**Directions**
Print the records exactly as given.

=-=-=

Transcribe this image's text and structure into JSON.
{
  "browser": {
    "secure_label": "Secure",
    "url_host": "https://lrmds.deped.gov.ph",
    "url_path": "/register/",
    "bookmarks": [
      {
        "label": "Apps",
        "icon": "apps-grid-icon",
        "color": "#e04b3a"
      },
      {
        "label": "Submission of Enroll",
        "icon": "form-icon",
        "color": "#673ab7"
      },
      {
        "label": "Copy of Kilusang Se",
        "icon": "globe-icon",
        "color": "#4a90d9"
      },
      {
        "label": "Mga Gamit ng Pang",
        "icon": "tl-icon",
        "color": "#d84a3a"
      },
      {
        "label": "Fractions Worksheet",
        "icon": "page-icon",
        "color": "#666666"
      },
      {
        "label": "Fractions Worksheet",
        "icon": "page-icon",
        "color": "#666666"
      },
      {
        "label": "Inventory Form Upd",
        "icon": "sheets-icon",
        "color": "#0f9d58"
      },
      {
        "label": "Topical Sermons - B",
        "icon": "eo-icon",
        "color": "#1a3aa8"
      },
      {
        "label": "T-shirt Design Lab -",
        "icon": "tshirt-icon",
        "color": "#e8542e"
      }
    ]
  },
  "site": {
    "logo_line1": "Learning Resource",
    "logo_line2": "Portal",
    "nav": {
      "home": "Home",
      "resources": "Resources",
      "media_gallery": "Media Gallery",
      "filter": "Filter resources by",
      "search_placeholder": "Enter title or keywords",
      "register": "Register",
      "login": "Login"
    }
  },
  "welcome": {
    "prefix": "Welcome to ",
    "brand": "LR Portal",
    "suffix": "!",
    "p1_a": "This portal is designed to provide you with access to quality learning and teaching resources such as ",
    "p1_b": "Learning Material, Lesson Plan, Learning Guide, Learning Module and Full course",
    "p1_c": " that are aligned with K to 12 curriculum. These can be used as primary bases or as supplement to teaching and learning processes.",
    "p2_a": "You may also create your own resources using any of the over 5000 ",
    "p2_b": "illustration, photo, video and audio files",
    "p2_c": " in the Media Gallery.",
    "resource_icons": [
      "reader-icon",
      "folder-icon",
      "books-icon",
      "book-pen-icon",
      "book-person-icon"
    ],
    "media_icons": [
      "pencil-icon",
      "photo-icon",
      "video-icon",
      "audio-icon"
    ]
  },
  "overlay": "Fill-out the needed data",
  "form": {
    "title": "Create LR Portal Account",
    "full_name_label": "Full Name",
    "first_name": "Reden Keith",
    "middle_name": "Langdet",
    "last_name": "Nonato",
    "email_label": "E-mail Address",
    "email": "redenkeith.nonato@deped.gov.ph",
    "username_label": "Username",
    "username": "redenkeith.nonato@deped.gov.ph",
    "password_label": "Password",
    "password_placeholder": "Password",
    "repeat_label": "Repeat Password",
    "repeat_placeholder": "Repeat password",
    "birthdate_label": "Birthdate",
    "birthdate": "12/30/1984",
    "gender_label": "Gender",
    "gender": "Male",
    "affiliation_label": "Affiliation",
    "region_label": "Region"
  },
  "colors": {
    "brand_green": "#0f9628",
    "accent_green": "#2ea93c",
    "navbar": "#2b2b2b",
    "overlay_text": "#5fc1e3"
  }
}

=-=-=

**Problem solution**
Transcribe this image's text and structure into JSON.
{
  "browser": {
    "secure_label": "Secure",
    "url_host": "https://lrmds.deped.gov.ph",
    "url_path": "/register/",
    "bookmarks": [
      {
        "label": "Apps",
        "icon": "apps-grid-icon",
        "color": "#e04b3a"
      },
      {
        "label": "Submission of Enroll",
        "icon": "form-icon",
        "color": "#673ab7"
      },
      {
        "label": "Copy of Kilusang Se",
        "icon": "globe-icon",
        "color": "#4a90d9"
      },
      {
        "label": "Mga Gamit ng Pang",
        "icon": "tl-icon",
        "color": "#d84a3a"
      },
      {
        "label": "Fractions Worksheet",
        "icon": "page-icon",
        "color": "#666666"
      },
      {
        "label": "Fractions Worksheet",
        "icon": "page-icon",
        "color": "#666666"
      },
      {
        "label": "Inventory Form Upd",
        "icon": "sheets-icon",
        "color": "#0f9d58"
      },
      {
        "label": "Topical Sermons - B",
        "icon": "eo-icon",
        "color": "#1a3aa8"
      },
      {
        "label": "T-shirt Design Lab -",
        "icon": "tshirt-icon",
        "color": "#e8542e"
      }
    ]
  },
  "site": {
    "logo_line1": "Learning Resource",
    "logo_line2": "Portal",
    "nav": {
      "home": "Home",
      "resources": "Resources",
      "media_gallery": "Media Gallery",
      "filter": "Filter resources by",
      "search_placeholder": "Enter title or keywords",
      "register": "Register",
      "login": "Login"
    }
  },
  "welcome": {
    "prefix": "Welcome to ",
    "brand": "LR Portal",
    "suffix": "!",
    "p1_a": "This portal is designed to provide you with access to quality learning and teaching resources such as ",
    "p1_b": "Learning Material, Lesson Plan, Learning Guide, Learning Module and Full course",
    "p1_c": " that are aligned with K to 12 curriculum. These can be used as primary bases or as supplement to teaching and learning processes.",
    "p2_a": "You may also create your own resources using any of the over 5000 ",
    "p2_b": "illustration, photo, video and audio files",
    "p2_c": " in the Media Gallery.",
    "resource_icons": [
      "reader-icon",
      "folder-icon",
      "books-icon",
      "book-pen-icon",
      "book-person-icon"
    ],
    "media_icons": [
      "pencil-icon",
      "photo-icon",
      "video-icon",
      "audio-icon"
    ]
  },
  "overlay": "Fill-out the needed data",
  "form": {
    "title": "Create LR Portal Account",
    "full_name_label": "Full Name",
    "first_name": "Reden Keith",
    "middle_name": "Langdet",
    "last_name": "Nonato",
    "email_label": "E-mail Address",
    "email": "redenkeith.nonato@deped.gov.ph",
    "username_label": "Username",
    "username": "redenkeith.nonato@deped.gov.ph",
    "password_label": "Password",
    "password_placeholder": "Password",
    "repeat_label": "Repeat Password",
    "repeat_placeholder": "Repeat password",
    "birthdate_label": "Birthdate",
    "birthdate": "12/30/1984",
    "gender_label": "Gender",
    "gender": "Male",
    "affiliation_label": "Affiliation",
    "region_label": "Region"
  },
  "colors": {
    "brand_green": "#0f9628",
    "accent_green": "#2ea93c",
    "navbar": "#2b2b2b",
    "overlay_text": "#5fc1e3"
  }
}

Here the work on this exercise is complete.